If you’re a builder who earns more than $200,000 per year, drives a big ute, and employ a few apprentices then this is a great budget for you.

Australians earning over $200,000 will soon receive tax cuts of more than $9000 per year. People who drive the biggest cars are about to get the biggest benefits from cuts to fuel excise. And business owners who employ a new apprentice will get a $15,000 subsidy for doing so. So, if you’re a builder who earns more than $200,000 per year, drives a big ute, and employs a few apprentices then this is a great budget for you. But for students, renters, casual workers, young parents, and those worried about climate change… not so much.

Budgets reveal the real priorities of a government, and this budget makes clear that winning the election due by May is the one and only objective of the Morrison Government.

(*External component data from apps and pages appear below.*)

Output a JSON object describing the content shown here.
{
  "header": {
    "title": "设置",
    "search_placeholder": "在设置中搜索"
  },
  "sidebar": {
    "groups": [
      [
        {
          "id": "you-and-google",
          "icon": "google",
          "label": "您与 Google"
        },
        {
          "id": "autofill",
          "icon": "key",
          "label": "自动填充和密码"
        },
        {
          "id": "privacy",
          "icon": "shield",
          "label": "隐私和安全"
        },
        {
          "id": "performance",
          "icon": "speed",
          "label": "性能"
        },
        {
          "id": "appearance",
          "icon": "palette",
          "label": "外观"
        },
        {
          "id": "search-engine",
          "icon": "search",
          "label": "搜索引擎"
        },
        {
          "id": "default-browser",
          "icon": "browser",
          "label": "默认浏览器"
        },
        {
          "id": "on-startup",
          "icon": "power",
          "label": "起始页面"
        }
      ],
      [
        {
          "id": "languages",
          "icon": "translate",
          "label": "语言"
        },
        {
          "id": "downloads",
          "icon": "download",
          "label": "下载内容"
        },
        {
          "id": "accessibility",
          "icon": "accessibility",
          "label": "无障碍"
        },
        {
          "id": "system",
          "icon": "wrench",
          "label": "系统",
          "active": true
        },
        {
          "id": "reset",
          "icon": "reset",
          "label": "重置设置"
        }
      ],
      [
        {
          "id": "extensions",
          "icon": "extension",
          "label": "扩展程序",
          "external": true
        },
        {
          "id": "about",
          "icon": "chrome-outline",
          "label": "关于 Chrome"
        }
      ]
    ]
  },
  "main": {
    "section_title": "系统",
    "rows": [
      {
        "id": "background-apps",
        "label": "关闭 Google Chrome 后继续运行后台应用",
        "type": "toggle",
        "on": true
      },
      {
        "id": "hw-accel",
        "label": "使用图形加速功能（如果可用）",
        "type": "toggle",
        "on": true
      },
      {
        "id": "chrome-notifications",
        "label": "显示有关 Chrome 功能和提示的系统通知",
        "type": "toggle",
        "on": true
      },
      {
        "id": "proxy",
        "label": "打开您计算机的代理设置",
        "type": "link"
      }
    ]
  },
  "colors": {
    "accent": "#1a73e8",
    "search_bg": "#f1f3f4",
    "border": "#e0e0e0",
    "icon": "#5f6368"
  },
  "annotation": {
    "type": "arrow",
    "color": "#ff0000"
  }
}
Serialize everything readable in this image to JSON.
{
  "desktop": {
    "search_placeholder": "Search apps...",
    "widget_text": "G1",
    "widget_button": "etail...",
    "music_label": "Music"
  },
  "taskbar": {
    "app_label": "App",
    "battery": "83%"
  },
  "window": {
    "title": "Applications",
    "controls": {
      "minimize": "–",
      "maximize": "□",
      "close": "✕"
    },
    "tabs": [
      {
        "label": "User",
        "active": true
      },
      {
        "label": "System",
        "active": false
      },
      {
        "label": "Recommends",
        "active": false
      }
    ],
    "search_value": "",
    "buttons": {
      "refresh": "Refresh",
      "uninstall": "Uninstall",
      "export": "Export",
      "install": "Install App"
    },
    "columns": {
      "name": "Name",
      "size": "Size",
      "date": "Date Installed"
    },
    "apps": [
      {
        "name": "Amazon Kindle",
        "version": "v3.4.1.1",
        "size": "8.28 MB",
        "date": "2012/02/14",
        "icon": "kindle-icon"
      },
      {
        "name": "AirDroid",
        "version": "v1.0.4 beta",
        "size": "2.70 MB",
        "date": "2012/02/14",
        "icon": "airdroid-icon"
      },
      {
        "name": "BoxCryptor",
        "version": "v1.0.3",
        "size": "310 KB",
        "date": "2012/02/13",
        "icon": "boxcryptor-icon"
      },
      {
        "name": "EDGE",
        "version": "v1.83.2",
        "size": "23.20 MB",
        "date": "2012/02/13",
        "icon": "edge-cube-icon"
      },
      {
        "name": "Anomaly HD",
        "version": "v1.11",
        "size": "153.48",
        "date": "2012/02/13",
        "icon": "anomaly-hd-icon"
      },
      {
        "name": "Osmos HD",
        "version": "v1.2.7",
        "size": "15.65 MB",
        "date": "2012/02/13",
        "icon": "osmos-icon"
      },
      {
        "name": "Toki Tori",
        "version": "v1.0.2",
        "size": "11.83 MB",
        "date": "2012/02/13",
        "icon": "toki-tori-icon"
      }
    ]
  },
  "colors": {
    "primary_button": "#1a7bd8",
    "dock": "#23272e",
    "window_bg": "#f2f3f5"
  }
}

They aren’t just spending billions of dollars on car parks, dams, and roads in key marginal electorates, they are targeting their tax cuts and spending policies on the demographic groups who they think pay the most attention to budget speeches. And they clearly don’t think those people are young.

Higher education is free in countries like Germany; child care is free in countries like Norway and a one-bedroom apartment in Sydney or Melbourne is among the most expensive housing in the world. While there’s no doubt that recent petrol price rises have made life even more expensive for those with cars, there’s also no doubt that years of low wage growth has done far more damage to Australia’s cost of living than Russia’s brutal war with Ukraine.

Rather than boost the wages of the walking poor or raising the rate for the unemployed, Josh Frydenberg announces a one-off $250 ‘cost of living supplement’ for those on welfare payments. While it’s better than nothing, it’s also a far cry from a big and permanent increase in Australia’s paltry unemployment benefit. Likewise, while the budget forecasts that people’s wages, after a decade or record low growth, will soon start to rise, there’s actually nothing in the budget to make that the case. Hope is not a strategy and forecasts don’t pay the bills.

Despite how important a small number of votes can be, a large number of young people aren’t even enrolled to vote and another large group are enrolled, but don’t show up.

Scott Morrison is behind in the polls and needs to call an election in the next few weeks. If he is to achieve another unlikely election victory then he needs to rapidly spend a lot of our money on his targeted voters while not enraging the rest that he is taking for granted — that’s where young voters come in.

Elections tend to be close in Australia, often decided by a few hundred voters in a handful of seats. But despite how important a small number of votes can be, a large number of young people aren’t even enrolled to vote and another large group are enrolled but don’t show up. Scott Morrison knows this, and just as he can afford to ignore voters he thinks won’t vote, he can also afford to ignore the priorities of voters who he thinks will ignore his budget.

Budgets might seem boring, but they are actually the main way governments reshape not just our economy, but our society and environment. For example, the Australian Government currently spends more than $11 billion per year subsidising the fossil fuel industry and if they spent that money on renewables instead then our emissions and electricity prices would both be much lower.

Whether next year’s budget is delivered by the government of Scott Morrison or Anthony Albanese will be determined by the votes cast in the upcoming election. Tonight’s budget makes clear that the Coalition believe that the votes of tradies and people in regional Australia will be decisive and that the votes of young people can be largely ignored. We will find our soon enough if he is right.

Richard Denniss is The Australia Institutes Chief Economist. He tweets at @rdns_tai.

Photo Credit: Rohan Thomson/Getty Images